At the beginning, the main focus is on family, on relationships, on duty and obligation, on survival – with Hester’s hope of not living her whole life in the shadows, of achieving her dream and being able to make her own choices, looking increasingly impossible. But the war is coming, and with it the possibility of a change of fortune: the impossible dream begins to shimmer once more, but so does the threat to any possibility of future happiness, and Afalon may not be quite the place of safety it might seem.
And that’s as far as I’m going to go in telling the story – the author really does it very much better, and the writing and story-telling is so very, very good: the whole book is a thoroughly gripping and emotional read, filled with so many heart-stopping moments. The Cornish setting is really wonderfully drawn, as are the day-to-day lives of the people, the acts of kindness and cruelty, the yawning gulf between those who have so little and the tantalising glimpses into the lives of those who have so much more. Every character, no matter how peripheral, is entirely three-dimensional, alive on the page – and the villain of the piece really is a particularly sinister and threatening creation.
The depth of research that must have gone into this book is clearly evident, and there’s a wonderful richness in the detail – I found the focus on the production of food particularly fascinating, but also enjoyed the insights into the impact of the war on the small rural community, and the harsh realities of life for those who return.
This was a superb read, and I thoroughly enjoyed every moment – I really didn’t want to leave the world the author created behind, or the exceptional woman whose life I’d felt privileged to share. Just wonderful – worth every moment of the wait, and so highly recommended.
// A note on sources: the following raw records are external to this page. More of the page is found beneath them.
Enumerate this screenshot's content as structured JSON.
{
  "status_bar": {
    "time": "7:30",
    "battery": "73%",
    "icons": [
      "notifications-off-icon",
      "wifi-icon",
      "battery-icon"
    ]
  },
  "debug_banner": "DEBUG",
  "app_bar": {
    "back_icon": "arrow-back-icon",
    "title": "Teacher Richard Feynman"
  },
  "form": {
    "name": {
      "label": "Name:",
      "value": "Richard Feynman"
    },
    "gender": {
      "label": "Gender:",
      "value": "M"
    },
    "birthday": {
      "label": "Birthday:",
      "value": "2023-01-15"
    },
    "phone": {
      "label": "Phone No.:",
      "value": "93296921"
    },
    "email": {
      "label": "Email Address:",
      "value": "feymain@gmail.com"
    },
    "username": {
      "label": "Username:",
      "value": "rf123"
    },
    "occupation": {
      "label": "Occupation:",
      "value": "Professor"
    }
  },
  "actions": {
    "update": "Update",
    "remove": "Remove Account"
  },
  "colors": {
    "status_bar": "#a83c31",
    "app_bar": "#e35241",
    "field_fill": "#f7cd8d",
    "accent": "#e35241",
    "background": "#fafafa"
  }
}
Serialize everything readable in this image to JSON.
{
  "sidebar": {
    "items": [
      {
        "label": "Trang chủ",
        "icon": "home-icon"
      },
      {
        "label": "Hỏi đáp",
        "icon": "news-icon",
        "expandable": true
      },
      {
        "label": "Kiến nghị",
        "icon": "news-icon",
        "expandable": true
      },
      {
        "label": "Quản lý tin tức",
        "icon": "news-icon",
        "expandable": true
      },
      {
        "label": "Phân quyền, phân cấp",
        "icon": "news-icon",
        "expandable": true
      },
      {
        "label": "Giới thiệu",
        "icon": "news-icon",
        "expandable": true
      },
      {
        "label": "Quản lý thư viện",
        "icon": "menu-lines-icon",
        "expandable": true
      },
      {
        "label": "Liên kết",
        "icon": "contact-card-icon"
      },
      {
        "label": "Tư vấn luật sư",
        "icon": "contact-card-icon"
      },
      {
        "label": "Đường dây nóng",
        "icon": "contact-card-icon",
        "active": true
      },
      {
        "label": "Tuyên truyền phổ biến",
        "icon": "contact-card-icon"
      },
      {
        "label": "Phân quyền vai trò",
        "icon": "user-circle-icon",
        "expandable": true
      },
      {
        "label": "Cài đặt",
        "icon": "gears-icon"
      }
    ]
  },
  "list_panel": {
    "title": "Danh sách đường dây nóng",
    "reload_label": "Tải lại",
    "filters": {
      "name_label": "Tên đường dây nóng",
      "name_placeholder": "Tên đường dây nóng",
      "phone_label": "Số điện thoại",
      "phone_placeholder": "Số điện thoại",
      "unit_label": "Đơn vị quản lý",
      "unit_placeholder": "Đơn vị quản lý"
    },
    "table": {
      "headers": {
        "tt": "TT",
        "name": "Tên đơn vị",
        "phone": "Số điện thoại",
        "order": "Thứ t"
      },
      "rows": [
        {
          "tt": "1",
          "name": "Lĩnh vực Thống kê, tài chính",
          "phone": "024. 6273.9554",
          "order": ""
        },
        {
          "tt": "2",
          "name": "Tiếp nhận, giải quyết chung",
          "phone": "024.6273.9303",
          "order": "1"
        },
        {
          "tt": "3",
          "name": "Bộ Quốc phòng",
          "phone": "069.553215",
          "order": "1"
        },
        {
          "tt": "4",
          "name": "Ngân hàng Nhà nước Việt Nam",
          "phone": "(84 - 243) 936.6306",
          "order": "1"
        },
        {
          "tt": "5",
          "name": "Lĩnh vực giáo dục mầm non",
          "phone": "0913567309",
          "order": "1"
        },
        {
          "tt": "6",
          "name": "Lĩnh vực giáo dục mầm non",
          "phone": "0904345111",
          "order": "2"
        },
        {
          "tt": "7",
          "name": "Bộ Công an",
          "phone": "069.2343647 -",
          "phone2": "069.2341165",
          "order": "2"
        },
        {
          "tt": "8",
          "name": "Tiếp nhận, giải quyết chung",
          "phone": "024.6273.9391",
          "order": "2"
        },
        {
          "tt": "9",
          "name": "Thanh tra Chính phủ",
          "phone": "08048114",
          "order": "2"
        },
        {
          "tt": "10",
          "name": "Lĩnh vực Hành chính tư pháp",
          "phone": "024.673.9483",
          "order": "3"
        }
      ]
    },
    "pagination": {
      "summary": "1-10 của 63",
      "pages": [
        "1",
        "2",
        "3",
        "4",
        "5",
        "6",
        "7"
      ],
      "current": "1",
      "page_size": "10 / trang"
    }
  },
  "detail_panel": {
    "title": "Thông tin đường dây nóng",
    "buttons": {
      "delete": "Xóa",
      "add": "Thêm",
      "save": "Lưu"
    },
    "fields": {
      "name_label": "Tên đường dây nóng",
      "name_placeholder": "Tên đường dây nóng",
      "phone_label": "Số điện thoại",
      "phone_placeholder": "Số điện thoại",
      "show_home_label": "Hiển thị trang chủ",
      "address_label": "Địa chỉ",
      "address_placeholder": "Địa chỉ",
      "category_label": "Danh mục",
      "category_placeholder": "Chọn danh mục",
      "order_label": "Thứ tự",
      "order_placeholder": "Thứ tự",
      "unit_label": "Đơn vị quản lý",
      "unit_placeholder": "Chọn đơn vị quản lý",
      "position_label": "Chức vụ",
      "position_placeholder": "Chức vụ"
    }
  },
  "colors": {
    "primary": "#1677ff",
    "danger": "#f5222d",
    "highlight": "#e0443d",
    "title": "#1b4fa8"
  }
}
About the author
Juliet Greenwood has always been a bookworm and a storyteller, writing her first novel (a sweeping historical epic) at the age of ten. She is fascinated both by her Celtic heritage and the history of the women in her family. Her great-grandmother was a nail-maker in Lye, in the Black Country, and her grandmother worked as a cook in a large country house.
After graduating in English from Lancaster University and Kings College, London, Juliet had a variety of jobs to support her ambition to be a full-time writer. These ranged from running a craft stall at Covent Garden to workshops in story-telling, along with spells of teaching and charity fundraising, and more recently as a freelance editor and proofreader.
Juliet has previously written stories and serials for magazines, as well as three historical novels, two of which reached the top #5 in the UK kindle store.
Juliet now lives in a traditional quarryman’s cottage between the mountains and the sea in beautiful Snowdonia, and is to be found dog walking in all weathers, always with a camera to hand…